Provided entries
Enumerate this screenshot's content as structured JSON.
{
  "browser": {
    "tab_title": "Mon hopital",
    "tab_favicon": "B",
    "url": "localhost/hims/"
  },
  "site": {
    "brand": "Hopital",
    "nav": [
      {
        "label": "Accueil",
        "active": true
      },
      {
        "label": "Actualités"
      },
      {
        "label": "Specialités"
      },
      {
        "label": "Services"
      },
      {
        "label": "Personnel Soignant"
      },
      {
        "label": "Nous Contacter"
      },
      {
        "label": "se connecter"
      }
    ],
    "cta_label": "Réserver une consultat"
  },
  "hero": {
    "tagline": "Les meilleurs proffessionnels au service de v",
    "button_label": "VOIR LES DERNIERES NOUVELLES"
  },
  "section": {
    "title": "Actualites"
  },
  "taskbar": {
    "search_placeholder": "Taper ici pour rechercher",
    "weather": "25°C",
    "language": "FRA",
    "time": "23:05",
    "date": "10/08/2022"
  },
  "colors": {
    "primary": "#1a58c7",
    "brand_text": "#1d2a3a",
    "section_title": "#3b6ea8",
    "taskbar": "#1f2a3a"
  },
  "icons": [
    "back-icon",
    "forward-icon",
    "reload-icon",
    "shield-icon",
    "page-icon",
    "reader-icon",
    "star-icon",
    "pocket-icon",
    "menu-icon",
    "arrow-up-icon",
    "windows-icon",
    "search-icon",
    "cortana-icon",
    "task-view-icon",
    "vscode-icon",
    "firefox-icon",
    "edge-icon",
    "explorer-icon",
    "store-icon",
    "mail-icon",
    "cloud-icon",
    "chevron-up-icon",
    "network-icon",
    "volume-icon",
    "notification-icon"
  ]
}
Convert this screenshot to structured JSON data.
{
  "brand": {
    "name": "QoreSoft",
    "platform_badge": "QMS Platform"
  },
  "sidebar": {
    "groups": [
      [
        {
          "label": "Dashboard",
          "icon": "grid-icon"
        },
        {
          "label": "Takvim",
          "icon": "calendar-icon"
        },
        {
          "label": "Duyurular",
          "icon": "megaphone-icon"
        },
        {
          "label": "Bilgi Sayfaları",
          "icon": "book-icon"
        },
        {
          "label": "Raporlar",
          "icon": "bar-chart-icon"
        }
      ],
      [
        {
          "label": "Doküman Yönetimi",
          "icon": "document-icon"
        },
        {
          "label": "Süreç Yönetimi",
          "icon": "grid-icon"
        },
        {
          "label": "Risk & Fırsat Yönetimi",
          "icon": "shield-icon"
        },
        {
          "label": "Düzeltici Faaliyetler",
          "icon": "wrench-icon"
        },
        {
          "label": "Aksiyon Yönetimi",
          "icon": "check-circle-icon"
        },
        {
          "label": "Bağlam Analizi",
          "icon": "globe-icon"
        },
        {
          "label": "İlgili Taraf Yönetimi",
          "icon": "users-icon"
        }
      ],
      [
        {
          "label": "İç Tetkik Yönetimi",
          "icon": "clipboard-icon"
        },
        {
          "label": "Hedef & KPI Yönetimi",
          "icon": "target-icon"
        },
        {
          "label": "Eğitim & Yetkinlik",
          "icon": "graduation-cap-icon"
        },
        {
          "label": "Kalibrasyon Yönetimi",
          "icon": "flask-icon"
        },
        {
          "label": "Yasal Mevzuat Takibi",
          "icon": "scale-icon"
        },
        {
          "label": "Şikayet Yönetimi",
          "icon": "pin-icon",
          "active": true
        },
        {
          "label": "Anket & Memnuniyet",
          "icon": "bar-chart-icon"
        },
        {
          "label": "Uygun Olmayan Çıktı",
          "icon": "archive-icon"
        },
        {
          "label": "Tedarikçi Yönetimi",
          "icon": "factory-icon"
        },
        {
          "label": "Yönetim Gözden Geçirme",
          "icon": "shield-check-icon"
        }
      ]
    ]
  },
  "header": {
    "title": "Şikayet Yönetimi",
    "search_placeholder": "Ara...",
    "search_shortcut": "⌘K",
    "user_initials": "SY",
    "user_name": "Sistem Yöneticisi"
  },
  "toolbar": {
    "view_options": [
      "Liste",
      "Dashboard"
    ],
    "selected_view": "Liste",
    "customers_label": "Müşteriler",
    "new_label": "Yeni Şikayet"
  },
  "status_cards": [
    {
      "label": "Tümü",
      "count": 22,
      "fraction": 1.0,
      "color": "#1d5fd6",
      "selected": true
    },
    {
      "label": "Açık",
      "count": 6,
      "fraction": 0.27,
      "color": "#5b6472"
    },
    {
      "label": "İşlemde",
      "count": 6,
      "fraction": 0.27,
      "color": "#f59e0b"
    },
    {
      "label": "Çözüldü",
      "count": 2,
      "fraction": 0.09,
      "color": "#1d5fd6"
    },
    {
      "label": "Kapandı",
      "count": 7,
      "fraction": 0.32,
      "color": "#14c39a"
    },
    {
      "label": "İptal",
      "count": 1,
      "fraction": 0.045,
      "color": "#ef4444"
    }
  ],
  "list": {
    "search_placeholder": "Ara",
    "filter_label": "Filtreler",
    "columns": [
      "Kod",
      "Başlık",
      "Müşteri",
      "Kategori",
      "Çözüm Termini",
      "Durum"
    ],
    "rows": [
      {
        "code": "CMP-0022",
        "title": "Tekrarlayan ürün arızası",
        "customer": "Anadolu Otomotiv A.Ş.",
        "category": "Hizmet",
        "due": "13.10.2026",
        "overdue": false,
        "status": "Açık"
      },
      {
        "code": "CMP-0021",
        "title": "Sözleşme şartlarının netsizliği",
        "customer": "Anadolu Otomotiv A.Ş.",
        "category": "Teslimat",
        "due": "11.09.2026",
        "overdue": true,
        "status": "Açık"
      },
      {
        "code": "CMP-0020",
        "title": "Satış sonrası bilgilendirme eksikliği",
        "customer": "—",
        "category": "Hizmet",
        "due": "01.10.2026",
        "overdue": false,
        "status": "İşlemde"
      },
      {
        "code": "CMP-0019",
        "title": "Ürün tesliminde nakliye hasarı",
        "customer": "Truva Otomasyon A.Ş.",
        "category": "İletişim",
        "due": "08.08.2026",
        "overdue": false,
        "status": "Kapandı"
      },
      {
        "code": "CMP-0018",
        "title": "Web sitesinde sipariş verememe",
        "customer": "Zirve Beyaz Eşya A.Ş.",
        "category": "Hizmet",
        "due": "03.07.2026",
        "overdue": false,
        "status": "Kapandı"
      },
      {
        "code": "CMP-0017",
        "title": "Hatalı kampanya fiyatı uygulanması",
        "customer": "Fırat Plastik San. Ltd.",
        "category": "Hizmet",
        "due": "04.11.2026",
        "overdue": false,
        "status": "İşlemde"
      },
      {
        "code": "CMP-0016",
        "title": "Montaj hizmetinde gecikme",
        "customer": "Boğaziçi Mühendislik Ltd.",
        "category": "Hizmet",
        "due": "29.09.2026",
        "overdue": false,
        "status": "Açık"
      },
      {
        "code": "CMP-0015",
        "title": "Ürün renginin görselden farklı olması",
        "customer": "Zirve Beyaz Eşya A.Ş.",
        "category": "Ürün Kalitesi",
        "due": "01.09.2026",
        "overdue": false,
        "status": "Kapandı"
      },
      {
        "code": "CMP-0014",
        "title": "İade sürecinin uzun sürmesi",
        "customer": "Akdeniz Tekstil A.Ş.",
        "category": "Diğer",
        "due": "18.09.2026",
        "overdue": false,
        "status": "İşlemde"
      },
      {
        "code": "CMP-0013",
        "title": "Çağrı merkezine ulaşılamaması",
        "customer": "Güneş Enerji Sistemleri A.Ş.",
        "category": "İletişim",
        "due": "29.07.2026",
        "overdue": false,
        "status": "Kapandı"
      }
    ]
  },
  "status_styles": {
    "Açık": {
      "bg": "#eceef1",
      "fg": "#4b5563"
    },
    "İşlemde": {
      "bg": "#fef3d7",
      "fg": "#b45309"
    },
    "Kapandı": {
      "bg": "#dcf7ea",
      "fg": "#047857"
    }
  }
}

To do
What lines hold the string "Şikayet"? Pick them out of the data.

Answer below
          "label": "Şikayet Yönetimi",
    "title": "Şikayet Yönetimi",
    "new_label": "Yeni Şikayet"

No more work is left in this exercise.